Skip to main content

Cancer patients have an increased risk of VTE compared with the general population. We are interested in the mechanisms of cancer-associated thrombosis (CAT). Importantly, there are different rates of VTE associated with different cancer types. Pancreatic and brain cancer are associated with very high rates of VTE whereas breast and prostate cancer are associated with lower rates of VTE. This suggests that there are different thrombotic pathways associated with different cancer types (Figure 7). We found that elevated levels of microvesicle (MV) TF are associated with VTE in pancreatic cancer patients but not with patients with gastric, colorectal and brain cancer.
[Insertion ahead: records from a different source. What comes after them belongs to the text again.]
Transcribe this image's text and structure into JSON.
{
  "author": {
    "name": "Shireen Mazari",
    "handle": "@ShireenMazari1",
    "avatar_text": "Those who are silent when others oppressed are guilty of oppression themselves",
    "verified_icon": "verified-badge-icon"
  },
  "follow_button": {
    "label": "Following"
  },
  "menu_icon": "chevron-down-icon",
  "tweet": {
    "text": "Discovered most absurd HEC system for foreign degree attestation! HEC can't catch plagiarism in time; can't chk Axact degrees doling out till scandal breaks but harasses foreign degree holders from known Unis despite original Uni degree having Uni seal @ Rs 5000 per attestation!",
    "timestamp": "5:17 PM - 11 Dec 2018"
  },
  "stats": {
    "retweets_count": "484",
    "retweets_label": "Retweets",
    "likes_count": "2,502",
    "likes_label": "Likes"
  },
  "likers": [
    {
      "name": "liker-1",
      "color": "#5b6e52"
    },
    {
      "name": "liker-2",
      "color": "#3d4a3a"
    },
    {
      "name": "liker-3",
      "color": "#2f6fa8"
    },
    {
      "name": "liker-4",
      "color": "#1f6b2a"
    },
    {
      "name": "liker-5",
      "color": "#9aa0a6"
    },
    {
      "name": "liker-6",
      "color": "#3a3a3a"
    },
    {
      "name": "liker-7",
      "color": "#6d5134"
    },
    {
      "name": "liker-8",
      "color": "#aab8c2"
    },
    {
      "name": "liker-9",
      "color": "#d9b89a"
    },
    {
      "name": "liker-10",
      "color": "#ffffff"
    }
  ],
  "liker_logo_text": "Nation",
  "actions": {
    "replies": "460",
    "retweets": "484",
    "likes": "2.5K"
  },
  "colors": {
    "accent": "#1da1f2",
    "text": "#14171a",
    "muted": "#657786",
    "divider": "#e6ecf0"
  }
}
We have studied the mechanism by which TF+ MVs enhance thrombosis in mouse models. We and others found that human tumors grown in mice release TF+ MVs into the blood and tumor-bearing mice also have an activated clotting system. Recently, we showed that mice with human pancreatic tumors had larger venous clots compared with controls, and that administration of an anti-human TF antibody reduced the size of the clots. These data suggest that tumors release TF+ MVs into the blood and enhance venous thrombosis. Currently, we are studying the role of neutrophils and neutrophil extracellular traps in venous thrombosis in mice with human pancreatic tumors.
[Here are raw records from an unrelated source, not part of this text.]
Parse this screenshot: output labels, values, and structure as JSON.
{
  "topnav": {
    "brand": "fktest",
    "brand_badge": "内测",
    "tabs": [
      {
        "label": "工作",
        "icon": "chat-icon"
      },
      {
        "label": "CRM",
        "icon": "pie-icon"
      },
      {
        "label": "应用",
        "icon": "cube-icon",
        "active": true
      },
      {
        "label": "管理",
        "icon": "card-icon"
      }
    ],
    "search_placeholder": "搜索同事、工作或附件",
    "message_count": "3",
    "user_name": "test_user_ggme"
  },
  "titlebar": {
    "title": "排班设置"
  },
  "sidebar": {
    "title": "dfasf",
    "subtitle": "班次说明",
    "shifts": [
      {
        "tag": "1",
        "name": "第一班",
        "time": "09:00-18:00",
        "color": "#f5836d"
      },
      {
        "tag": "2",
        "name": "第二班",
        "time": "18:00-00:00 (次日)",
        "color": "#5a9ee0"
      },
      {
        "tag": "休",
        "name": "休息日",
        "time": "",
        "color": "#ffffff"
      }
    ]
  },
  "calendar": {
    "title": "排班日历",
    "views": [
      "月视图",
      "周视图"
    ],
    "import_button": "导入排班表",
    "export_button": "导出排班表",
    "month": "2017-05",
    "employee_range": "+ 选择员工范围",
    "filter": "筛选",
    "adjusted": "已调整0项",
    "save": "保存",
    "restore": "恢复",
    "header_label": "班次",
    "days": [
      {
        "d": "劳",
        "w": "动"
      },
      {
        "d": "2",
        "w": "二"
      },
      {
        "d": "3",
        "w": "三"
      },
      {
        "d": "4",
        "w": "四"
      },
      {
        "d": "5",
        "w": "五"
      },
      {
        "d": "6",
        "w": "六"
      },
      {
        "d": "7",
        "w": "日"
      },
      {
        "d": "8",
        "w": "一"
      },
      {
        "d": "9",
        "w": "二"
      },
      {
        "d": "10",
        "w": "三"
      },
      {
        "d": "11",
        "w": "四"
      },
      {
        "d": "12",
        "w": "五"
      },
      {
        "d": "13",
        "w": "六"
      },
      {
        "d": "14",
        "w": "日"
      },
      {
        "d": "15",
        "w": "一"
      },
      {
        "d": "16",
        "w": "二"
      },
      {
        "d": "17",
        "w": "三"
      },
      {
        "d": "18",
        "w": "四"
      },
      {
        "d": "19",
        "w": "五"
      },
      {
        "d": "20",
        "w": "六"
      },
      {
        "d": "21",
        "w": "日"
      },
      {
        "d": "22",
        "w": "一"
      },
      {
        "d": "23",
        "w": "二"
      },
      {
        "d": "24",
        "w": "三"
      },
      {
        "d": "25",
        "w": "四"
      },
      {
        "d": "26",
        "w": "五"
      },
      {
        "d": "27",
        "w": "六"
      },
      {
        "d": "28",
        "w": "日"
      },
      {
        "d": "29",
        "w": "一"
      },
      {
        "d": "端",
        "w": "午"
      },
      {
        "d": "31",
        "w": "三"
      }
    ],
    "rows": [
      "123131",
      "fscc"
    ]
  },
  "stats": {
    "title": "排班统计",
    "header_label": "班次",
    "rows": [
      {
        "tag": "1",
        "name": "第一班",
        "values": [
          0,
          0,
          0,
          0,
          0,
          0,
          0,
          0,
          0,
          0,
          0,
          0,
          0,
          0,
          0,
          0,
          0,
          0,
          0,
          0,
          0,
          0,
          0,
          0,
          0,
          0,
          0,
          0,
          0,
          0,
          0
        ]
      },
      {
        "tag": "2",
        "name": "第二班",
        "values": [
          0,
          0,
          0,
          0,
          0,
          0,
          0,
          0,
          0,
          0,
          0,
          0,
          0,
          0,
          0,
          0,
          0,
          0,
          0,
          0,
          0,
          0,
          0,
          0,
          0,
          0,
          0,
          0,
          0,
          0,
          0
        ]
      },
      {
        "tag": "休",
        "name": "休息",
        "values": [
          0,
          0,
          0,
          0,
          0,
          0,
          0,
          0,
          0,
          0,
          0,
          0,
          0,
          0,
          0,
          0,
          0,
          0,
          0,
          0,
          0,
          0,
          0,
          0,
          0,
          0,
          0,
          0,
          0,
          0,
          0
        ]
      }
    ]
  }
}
Pathways of cancer associated venous thrombosis. There are three pathways for pancreatic cancer. In the first, tissue factor works through platelets or directly. In the second, neutrophils release NETs. In the third, PAI-1 acts directly. There are two pathways for brain cancer. In the first, PDPN positive EVs work through platelets. In the second, tissue factor works through platelets or directly.